Ramapo alumni from the class of 1960 travelled across the country to collectively celebrate their 75th birthdays together. Excitement and love filled the air as twenty-three adults scattered the front lawn of Ramapo High school, reminiscing about their time as students. Although spirits were high, members of the class also gathered to commemorate the death of a former classmate, Bruce Geata. In honor of Bruce and the class of 1960, a tree was planted in the front courtyard as a gift to the current student body. Alumni member John Harkins spoke about the significance of the tree, “Often times trees represent life, but to us it symbolizes growth”. A sugar maple was chosen because of the localness it illustrates. It is a visible symbol that is expected to grow about 70 feet high and 50 feet across. Principle Smith joined the ceremony, as he read the poem ‘Trees’ by Joyce Kilmer. As this gift was unveiled everyone began chattering about their experiences at Ramapo. Chuck O’ Brien, a graduate of ‘59, described the importance of the students from 1960, “ They were the first class to fully graduate from Ramapo High School. I only attended this school for three years because it was still under construction.” Georgia Hoyer a member from the class of 1960 explained how they became the first four-year graduating students, “When I was a freshman, Ramapo was still under construction, it was suppose to be ready for the incoming students but there was a steel strike going on so there was no progress being made.” During construction students who were suppose to attend Ramapo were placed in night school at Eastern Christian from three to eight. The student body consisted of 400 people with outstanding spirit for their brand new school. O’Brien described the Principal, David T. Ross, as an extraordinary educator, along with the rest of the administration. They reminisced on their time spent in Senior Commons, which had large couches in the center of the room with a fireplace on the wall.
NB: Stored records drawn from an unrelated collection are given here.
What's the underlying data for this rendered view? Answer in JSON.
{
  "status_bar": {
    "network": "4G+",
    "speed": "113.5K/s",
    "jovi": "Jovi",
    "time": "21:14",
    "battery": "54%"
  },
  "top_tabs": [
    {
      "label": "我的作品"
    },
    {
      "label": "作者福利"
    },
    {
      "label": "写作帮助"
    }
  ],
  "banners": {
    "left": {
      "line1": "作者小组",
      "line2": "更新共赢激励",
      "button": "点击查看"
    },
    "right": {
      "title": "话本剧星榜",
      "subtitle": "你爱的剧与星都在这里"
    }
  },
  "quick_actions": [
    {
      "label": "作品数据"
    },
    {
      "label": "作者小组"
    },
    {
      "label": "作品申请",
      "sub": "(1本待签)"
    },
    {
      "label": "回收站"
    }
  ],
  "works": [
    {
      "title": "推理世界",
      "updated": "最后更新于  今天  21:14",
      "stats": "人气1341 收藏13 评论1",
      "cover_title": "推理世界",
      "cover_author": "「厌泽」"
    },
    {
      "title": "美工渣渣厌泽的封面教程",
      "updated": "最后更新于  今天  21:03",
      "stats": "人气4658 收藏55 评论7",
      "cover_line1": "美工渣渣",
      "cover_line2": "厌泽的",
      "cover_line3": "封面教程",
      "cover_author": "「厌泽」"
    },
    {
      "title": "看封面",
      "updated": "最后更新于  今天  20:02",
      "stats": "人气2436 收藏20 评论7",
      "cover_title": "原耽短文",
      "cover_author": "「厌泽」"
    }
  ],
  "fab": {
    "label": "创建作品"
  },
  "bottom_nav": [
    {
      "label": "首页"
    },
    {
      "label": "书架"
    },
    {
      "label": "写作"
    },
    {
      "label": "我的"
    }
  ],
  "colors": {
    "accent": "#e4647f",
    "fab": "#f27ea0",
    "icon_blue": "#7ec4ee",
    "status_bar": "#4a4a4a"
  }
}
The alumni chose Ramapo as their meeting ground out of respect for its significance in their lives. By returning they were able to witness Ramapo’s development into a place of opportunity and spectacular education.
By: Sara Williams ’18